Judge Susan SvetkeyMultnomah County Circuit Court Judge Susan Svetkey
Judge Svetkey was born and raised in New York and is one of six children. She is still very connected to her entire family even though they all remain on the east coast.
For Judge Svetkey, children have always been her focus. She obtained her undergraduate degree from NYU. Upon graduation, she moved to Oregon where she obtained her Masters in Education from U of O. She then taught in a high school Title 1 program for at-risk kids before deciding to go to law school so she could represent kids. Upon graduating from U of O law school, Kathleen Nachtigal hired her to provide indigent defense to juveniles in the Juvenile Law Center . It was the perfect job: both challenging and rewarding. After the program lost its funding, Susan held positions with Legal Aid and the Metropolitan Public Defender while working to obtain grants for a juvenile civil rights office. She, together with two other attorneys from the Juvenile Law Center, obtained funding for the Juvenile Rights Project, where they handled cases that addressed state-wide civil rights issues involving juveniles. Many of her cases were class actions involving conditions of confinement. That office continues to exist today, having expanded from three lawyers to nineteen.
In 1982, she left the Juvenile Rights Project to go into private practice, where she continued to focus her practice on children, representing them in juvenile court and in custody disputes in family court. For her first two years of private practice, she shared space with Connie Jarvis, who mentored her on domestic relations cases. Then, for about 16 years, she shared space with attorney Larry Matasar, Phil Margolin and the late Doreen Margolin, until she was appointed to the bench to fill the vacancy of retired Judge Herrell. While in private practice, she served on many bar committees and spoke at numerous CLEs regarding juvenile law. She also sat as a pro-tem judge in juvenile court for many years.

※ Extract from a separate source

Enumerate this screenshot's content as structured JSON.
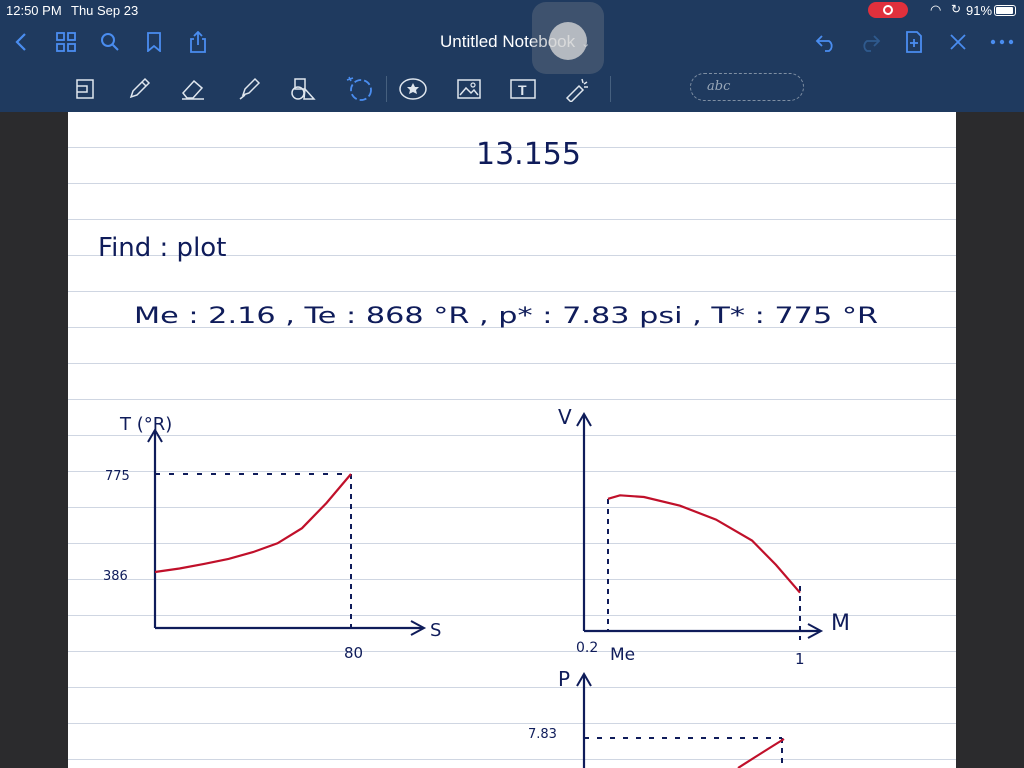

She views her job as a juvenile court judge as an honor and an enormous responsibility. The very happiest moments in juvenile court for Judge Svetkey are adoption ceremonies. The most challenging moments usually involve parents who are working hard to learn how to take care of their children, but who misstep on that journey. As a judge, she is still striving to adjust to the constant need for focus, the intensity of the job and the profound decisions she must make. Every day presents something new and interesting.
Judge Svetkey believes that her position as a juvenile court judge offers her more opportunities to positively impact the lives of children as well as how they are treated within the juvenile system. With the implementation of the one family/one judge system, she is able to maintain continuity with the families that she sees and develop a more coherent approach to the varied issues which are presented.
Originally authored by Cassie Morton and printed in the November 2000 Multnomah Lawyer
Updated for the Internet in 2012